To those new to Raft, the simplest explanation is that it is a protocol with which a cluster of nodes can agree on values. It is arguably the most popular distributed consensus protocol in use today. Business-critical cloud-native systems like etcd (the configuration store for Kubernetes) and consul (Hashicorp’s popular service discovery solution) are built on Raft as a foundation. YugabyteDB uses Raft for both leader election as well as the actual data replication. The benefits of YugabyteDB’s use of Raft including rapid scaling (with fully-automatic rebalancing) are highlighted in “How Does the Raft Consensus-Based Replication Protocol Work in YugabyteDB?”. Raft is tightly integrated with a high-performance document store (extended from RocksDB) to deliver on the promise of massive write scalability combined with strong consistency and low latency.

What’s Next?

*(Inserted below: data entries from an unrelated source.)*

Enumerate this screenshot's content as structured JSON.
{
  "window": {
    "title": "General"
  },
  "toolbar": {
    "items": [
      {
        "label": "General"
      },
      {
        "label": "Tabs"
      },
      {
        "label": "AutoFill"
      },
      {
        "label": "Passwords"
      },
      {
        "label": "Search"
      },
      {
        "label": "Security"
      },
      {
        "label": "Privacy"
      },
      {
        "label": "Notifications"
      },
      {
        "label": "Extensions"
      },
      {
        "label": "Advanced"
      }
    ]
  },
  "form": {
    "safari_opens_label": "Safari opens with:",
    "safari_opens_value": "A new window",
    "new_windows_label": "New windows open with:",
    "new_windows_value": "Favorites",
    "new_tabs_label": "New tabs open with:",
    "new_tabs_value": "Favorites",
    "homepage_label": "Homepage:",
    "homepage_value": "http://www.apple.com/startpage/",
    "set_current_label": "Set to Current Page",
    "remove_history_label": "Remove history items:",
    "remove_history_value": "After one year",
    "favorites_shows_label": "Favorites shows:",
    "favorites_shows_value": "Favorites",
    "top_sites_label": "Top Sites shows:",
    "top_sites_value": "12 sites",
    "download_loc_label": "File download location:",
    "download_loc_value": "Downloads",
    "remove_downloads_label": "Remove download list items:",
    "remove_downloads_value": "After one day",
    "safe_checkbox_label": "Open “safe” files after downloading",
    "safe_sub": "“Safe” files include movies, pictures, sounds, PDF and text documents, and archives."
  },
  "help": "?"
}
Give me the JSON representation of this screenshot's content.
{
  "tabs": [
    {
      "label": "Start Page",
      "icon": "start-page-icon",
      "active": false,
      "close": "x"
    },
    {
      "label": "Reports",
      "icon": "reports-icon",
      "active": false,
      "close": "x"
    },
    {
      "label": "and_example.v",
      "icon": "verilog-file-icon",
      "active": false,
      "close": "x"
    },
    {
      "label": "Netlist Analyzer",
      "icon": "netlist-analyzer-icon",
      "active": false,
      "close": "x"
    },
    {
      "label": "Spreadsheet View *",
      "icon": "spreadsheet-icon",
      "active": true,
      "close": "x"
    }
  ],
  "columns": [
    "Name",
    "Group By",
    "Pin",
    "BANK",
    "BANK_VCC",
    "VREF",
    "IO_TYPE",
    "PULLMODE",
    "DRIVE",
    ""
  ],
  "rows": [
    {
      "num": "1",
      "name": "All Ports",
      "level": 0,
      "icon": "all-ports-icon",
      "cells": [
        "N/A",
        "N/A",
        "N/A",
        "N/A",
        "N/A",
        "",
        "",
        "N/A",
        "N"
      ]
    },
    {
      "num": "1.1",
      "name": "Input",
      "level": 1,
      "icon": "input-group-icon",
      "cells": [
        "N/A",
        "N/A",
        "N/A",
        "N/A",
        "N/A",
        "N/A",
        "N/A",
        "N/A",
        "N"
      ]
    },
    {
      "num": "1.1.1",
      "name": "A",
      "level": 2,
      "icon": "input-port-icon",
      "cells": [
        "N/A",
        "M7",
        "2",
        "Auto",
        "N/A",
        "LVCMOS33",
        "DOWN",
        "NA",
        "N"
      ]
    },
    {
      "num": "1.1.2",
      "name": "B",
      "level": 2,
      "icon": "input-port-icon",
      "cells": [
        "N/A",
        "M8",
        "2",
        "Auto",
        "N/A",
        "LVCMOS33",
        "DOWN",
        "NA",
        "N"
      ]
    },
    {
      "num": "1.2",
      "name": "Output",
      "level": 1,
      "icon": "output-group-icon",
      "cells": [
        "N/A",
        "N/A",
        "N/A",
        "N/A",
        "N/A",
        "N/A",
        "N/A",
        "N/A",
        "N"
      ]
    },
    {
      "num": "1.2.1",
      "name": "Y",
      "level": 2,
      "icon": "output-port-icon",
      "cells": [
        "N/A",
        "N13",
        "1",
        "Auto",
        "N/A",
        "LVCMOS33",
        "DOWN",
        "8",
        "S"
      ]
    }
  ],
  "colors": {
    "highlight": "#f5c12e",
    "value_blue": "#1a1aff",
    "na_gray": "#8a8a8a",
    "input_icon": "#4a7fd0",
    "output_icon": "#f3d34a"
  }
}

  • Compare Yugabyte DB in depth to databases like CockroachDB, Google Cloud Spanner and MongoDB.
  • Get started with Yugabyte DB on macOS, Linux, Docker, and Kubernetes.
  • Contact us to learn more about licensing, pricing or to schedule a technical overview.

Related Posts

Founder & CTO